The spoliation caused by nuclear war is not limited to the loss of human lives. Nature can take a
comparable amount of time to recover from a nuclear holocaust. The impact of war victims to humankind
is negligible as compared to years of recovery required to reinstate the slow-growing trees. When
Levertov notes, "the trees are not indifferent" (l 13), she is saying that nature has a huge stake in the
outcome of man's tendency towards self-destruction.
"[I]f our resolves and prayers are weak and fail / there will be nothing left of their slow and
innocent wisdom" (ll 49-50), demonstrates the trees' awareness of how lengthy their recovery time can
take. They listen incredulously to mans' promises that he will not make this deadly mistake again, but
worry he is too weak to honor their promises.
Levertov is implying there should be harmony between man and nature and the nature of how
mankind conducts itself can have long-range effects on the course of nature. For example, we now know
how the destruction of the rain forest in South America is affecting the percentage of oxygen available
around the globe. Man's wholesale destruction of these areas for financial gain, despite the negative
results, is a study of the nature of man's inhumanity to man. Do we not all breathe, even those who fell
the trees?
Man is not completely in control, however. Nature's ability to wreak havoc on the environment

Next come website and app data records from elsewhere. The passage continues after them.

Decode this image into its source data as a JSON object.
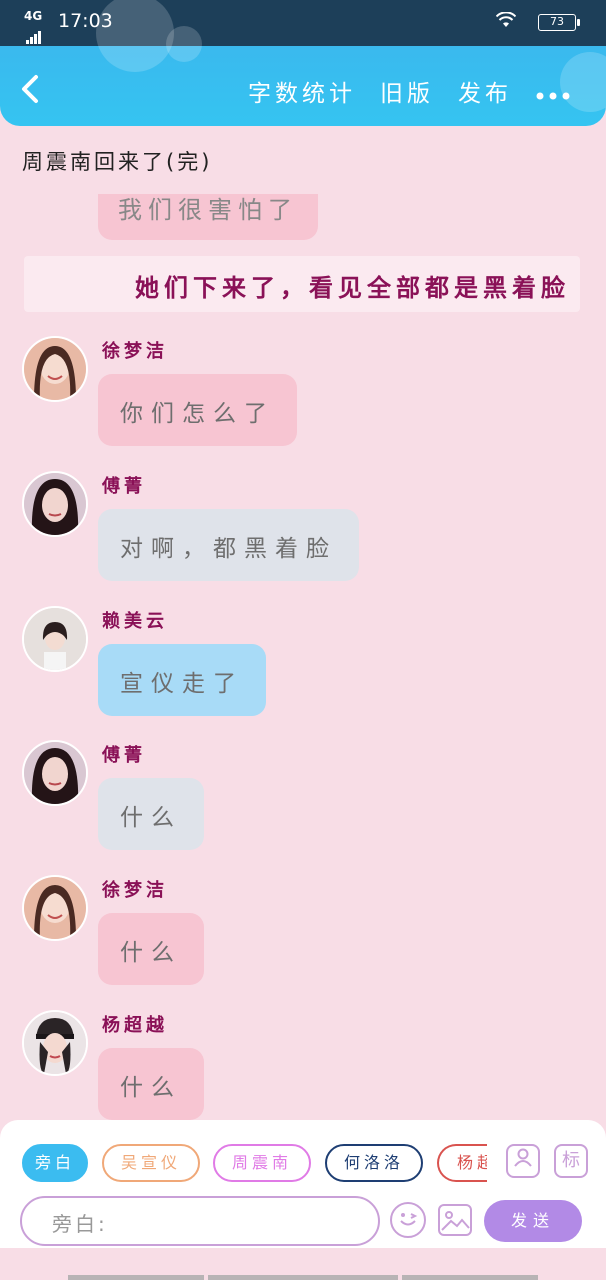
{
  "status_bar": {
    "network": "4G",
    "time": "17:03",
    "battery": "73"
  },
  "header": {
    "back_icon": "chevron-left-icon",
    "word_count": "字数统计",
    "old_version": "旧版",
    "publish": "发布",
    "more_icon": "more-dots-icon"
  },
  "story_title": "周震南回来了(完)",
  "chat": {
    "partial_message": "我们很害怕了",
    "narration": "她们下来了，看见全部都是黑着脸",
    "messages": [
      {
        "name": "徐梦洁",
        "text": "你们怎么了",
        "bubble_color": "#f7c5d2",
        "avatar_bg": "#e8b9a5"
      },
      {
        "name": "傅菁",
        "text": "对啊，都黑着脸",
        "bubble_color": "#dfe3ea",
        "avatar_bg": "#3c2b2e"
      },
      {
        "name": "赖美云",
        "text": "宣仪走了",
        "bubble_color": "#a8dbf7",
        "avatar_bg": "#d9d2cf"
      },
      {
        "name": "傅菁",
        "text": "什么",
        "bubble_color": "#dfe3ea",
        "avatar_bg": "#3c2b2e"
      },
      {
        "name": "徐梦洁",
        "text": "什么",
        "bubble_color": "#f7c5d2",
        "avatar_bg": "#e8b9a5"
      },
      {
        "name": "杨超越",
        "text": "什么",
        "bubble_color": "#f7c5d2",
        "avatar_bg": "#2a2426"
      }
    ]
  },
  "characters": [
    {
      "label": "旁白",
      "color": "#3bbcf0",
      "selected": true
    },
    {
      "label": "吴宣仪",
      "color": "#f0a878",
      "selected": false
    },
    {
      "label": "周震南",
      "color": "#e07be6",
      "selected": false
    },
    {
      "label": "何洛洛",
      "color": "#1e3e73",
      "selected": false
    },
    {
      "label": "杨超越",
      "color": "#d9534f",
      "selected": false
    }
  ],
  "toolbar": {
    "person_icon": "person-icon",
    "tag_label": "标",
    "input_placeholder": "旁白:",
    "emoji_icon": "smiley-icon",
    "image_icon": "image-icon",
    "send_label": "发送"
  }
}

of all living things in the form of earthquakes, floods, and other natural disasters should be a wake-up call
to humankind. Is this nature's way of reminding us where the true control lies?
I think the answer lies in education. I think an International Environmental Awareness Bureau
should be established to provide education on a worldwide basis. Subjects could include global warming,
air and water pollution, overpopulation, and other environmentally sensitive issues. If the education can
start at an early age, a generation of nature conscience members of the earth could evolve.
In addition, a Global Environmental Council could be established to monitor and control
environmentally unfriendly industries. This council could establish policies and procedures to prevent the
detrimental side effects related to modern industry. These bureaus and councils would have the ultimate
authority over all industry with agreements that their rulings were for the good of the planet.
The final question regarding man at war is more difficult to answer. How can all men be
educated to act against his primeval instincts to pursue and conquer? Would we be too optimistic to
believe man can be trained to understand and curb these prehistoric tendencies towards violence?
Perhaps the answer lies in womankind.

Throughout the prolific past of classic English literature, there were writers that
were prone to create a perfect, high-class setting in which the characters were of upper
standards. Then there were the writers who wanted to create fear and absolute terror for
the reader. But the fear and terror that was established in this novel, and during this time
period, seem to contrast today's idea of fear and terror. If Dracula was published in 1996,
I do not think it would be as frightful because the legend of Dracula has been remade in a
myriad of ways and it just isn't scary anymore. There are many devices and techniques
that were incorporated into this original masterpiece of horror, but the three I feel Stoker
uses most effectively are: imagery, foreshadowing, and setting.
Imagery is probably the most important device Stoker utilizes in this novel. He
pays a great deal of attention to every detail, minute as it may seem. One example of
imagery can be located on page 36. On this page Stoker describes the castle as, "... it was
built on the corner of a great rock, so that on three sides it was quite impregnable, and
great windows were placed here where sling, or bow, or culverin could not reach, and
consequently light and comfort, impossible to a position which had to be guarded, were
secured." This description could also be an example of foreshadowing, as I will explain
later. Another example of imagery can be found on page 54. This is when Jonathan was
trying to escape and he ran across